Titel: Hints and questions for the use of candidates, lower instruction English
Auteur: Hoog, W. de
Uitgave: Dordrecht: J.P. Revers, 1890 *
Auteursrechten: Zie auteursrechten
Citeerinstructie: Bijzondere Collecties van de Universiteit van Amsterdam, UBM: Obr. 4878
Onderwerp: Taal- en letterkunde naar afzonderlijke talen: Engelse taalkunde
Trefwoord: Engels, Leermiddelen (vorm)
* jaar van uitgave niet op de gebruikelijke wijze verkregen, mogelijk betreft het een schatting
Bekijk als:      
Scan: Afbeeldinggrootte:
   Hints and questions for the use of candidates, lower instruction English
Vorige scan Volgende scanScanned page
to enter, and what they saw inside did not diminish their appre-
hension and alarm. In a large and lofty bnilding, supported by
pillai's of iron, with great black apertures in the upper walls, open
to the external air; echoing to the roof with the beating of hammers
and roar of furnaces, mingled with the hissing of red-hot metal
plunged in water, and a hundred strange unearthly noises never
heard elsewhei'e ; in this gloomy place, moving like demons among
the flame and smoke, dimly and fitfully seen, flushed and tormented
by the burning fires, and wielding great weapons, a faulty blow
from any one of which must have crushed some workman's skull,
a number of men laboured like giants. Others, reposing upon
heaps of coals or ashes, with their faces turned to the black vault
above, slept or rested from their toil. Others again, opening the
white-hot furnace-doors, cast fuel on the flames, which came rushing
and roaring forth to meet it, and licked it up like oil. Others
drew forth, with clashing noise, upon the ground, great sheets of
glowing steel, emitting an insupportable heat, and a dull deep light
like that which reddens in the eyes of savage beasts.
Through these bewildering sights and deafening sounds, their
conductor led them to where, in a dark poi tion of the building, one
furnace burnt by night and day—so, at least, they gathered from
the motion of his lips, for as yet they could only see him speak ;
not hear him. The man who had been watching this fire, and

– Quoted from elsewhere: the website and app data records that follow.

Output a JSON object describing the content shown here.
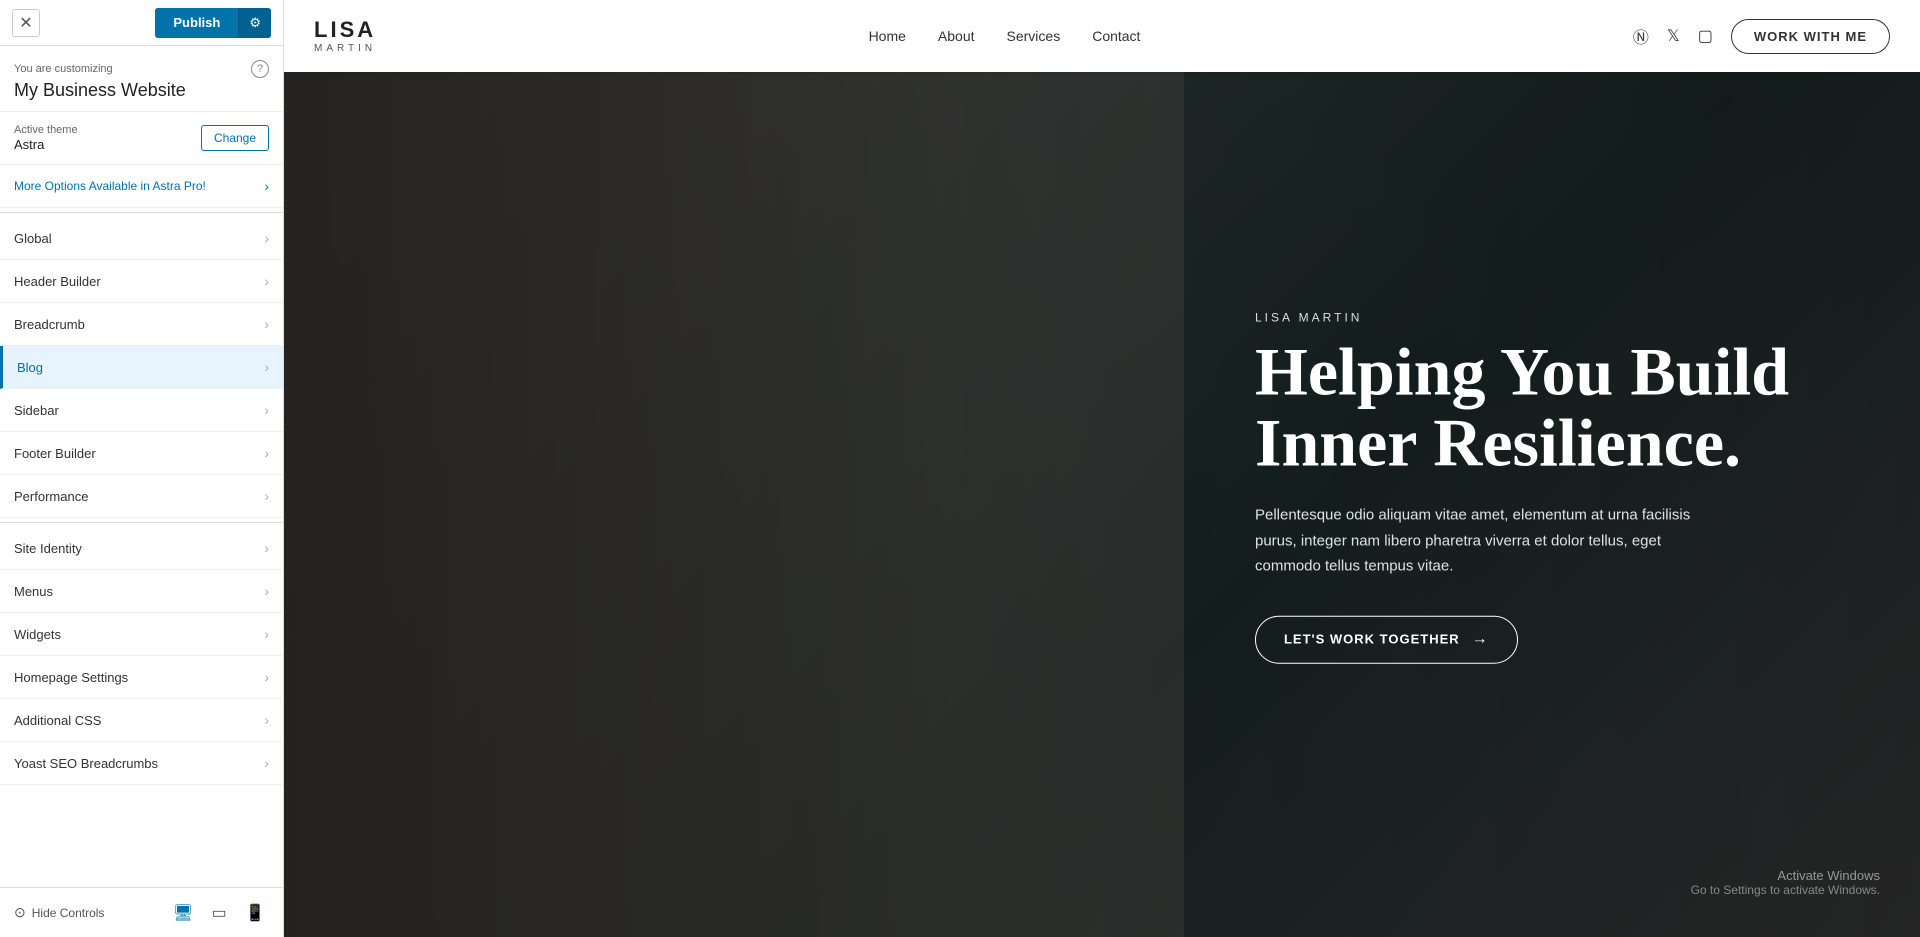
{
  "topbar": {
    "close_label": "✕",
    "publish_label": "Publish",
    "gear_label": "⚙"
  },
  "customizing": {
    "label": "You are customizing",
    "site_name": "My Business Website",
    "help": "?"
  },
  "active_theme": {
    "label": "Active theme",
    "theme_name": "Astra",
    "change_label": "Change"
  },
  "menu": {
    "promo_item": "More Options Available in Astra Pro!",
    "items": [
      {
        "id": "global",
        "label": "Global",
        "active": false
      },
      {
        "id": "header-builder",
        "label": "Header Builder",
        "active": false
      },
      {
        "id": "breadcrumb",
        "label": "Breadcrumb",
        "active": false
      },
      {
        "id": "blog",
        "label": "Blog",
        "active": true
      },
      {
        "id": "sidebar",
        "label": "Sidebar",
        "active": false
      },
      {
        "id": "footer-builder",
        "label": "Footer Builder",
        "active": false
      },
      {
        "id": "performance",
        "label": "Performance",
        "active": false
      },
      {
        "id": "site-identity",
        "label": "Site Identity",
        "active": false
      },
      {
        "id": "menus",
        "label": "Menus",
        "active": false
      },
      {
        "id": "widgets",
        "label": "Widgets",
        "active": false
      },
      {
        "id": "homepage-settings",
        "label": "Homepage Settings",
        "active": false
      },
      {
        "id": "additional-css",
        "label": "Additional CSS",
        "active": false
      },
      {
        "id": "yoast-seo",
        "label": "Yoast SEO Breadcrumbs",
        "active": false
      }
    ]
  },
  "bottom_bar": {
    "hide_controls_label": "Hide Controls"
  },
  "website": {
    "logo_name": "LISA",
    "logo_sub": "MARTIN",
    "nav": [
      "Home",
      "About",
      "Services",
      "Contact"
    ],
    "work_with_me": "WORK WITH ME",
    "hero_author": "LISA MARTIN",
    "hero_headline_line1": "Helping You Build",
    "hero_headline_line2": "Inner Resilience.",
    "hero_subtext": "Pellentesque odio aliquam vitae amet, elementum at urna facilisis purus, integer nam libero pharetra viverra et dolor tellus, eget commodo tellus tempus vitae.",
    "cta_label": "LET'S WORK TOGETHER",
    "cta_arrow": "→",
    "activate_title": "Activate Windows",
    "activate_sub": "Go to Settings to activate Windows."
  }
}
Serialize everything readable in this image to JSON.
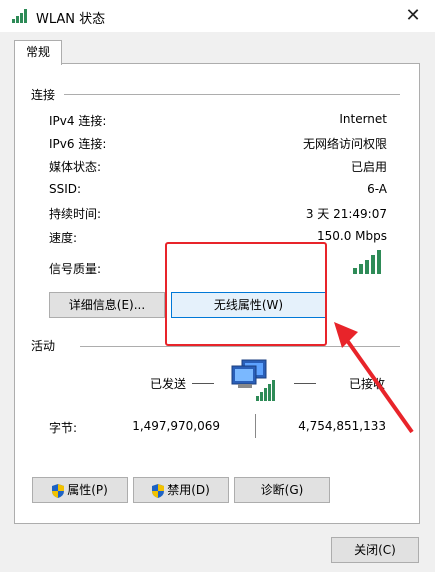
{
  "window": {
    "title": "WLAN 状态",
    "close_glyph": "✕"
  },
  "tab": {
    "label": "常规"
  },
  "connection": {
    "header": "连接",
    "rows": [
      {
        "label": "IPv4 连接:",
        "value": "Internet"
      },
      {
        "label": "IPv6 连接:",
        "value": "无网络访问权限"
      },
      {
        "label": "媒体状态:",
        "value": "已启用"
      },
      {
        "label": "SSID:",
        "value": "6-A"
      },
      {
        "label": "持续时间:",
        "value": "3 天 21:49:07"
      },
      {
        "label": "速度:",
        "value": "150.0 Mbps"
      }
    ],
    "signal_label": "信号质量:",
    "signal_bars": 5,
    "details_button": "详细信息(E)...",
    "wireless_button": "无线属性(W)"
  },
  "activity": {
    "header": "活动",
    "sent_label": "已发送",
    "received_label": "已接收",
    "bytes_label": "字节:",
    "bytes_sent": "1,497,970,069",
    "bytes_received": "4,754,851,133"
  },
  "buttons": {
    "properties": "属性(P)",
    "disable": "禁用(D)",
    "diagnose": "诊断(G)",
    "close": "关闭(C)"
  },
  "colors": {
    "signal": "#2e8b57",
    "annotation": "#e8242a",
    "shield_blue": "#1e63c4",
    "shield_yellow": "#f2c200"
  }
}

whose task was ended for the present, gladly withdrew, and left
them with their friend, who, spreading Nell's little cloak upon a
heap of ashes, and showing her where she could hang her outer
clothes to dry, signed to her and the old man to lie down and sleep.
For himself, he took his station on a rugged mat before the furnace-
door, and resting his chin upon his hands, watched the flame as it
shone through the iron chinks, and the white ashes as they fell into
their bright hot grave below.
It would be tedious to pursue the conversation through all its
artful windings, or to develop the gradual approaches by which the
heart of Kichard Swivellcr was gained. It is sufficient to know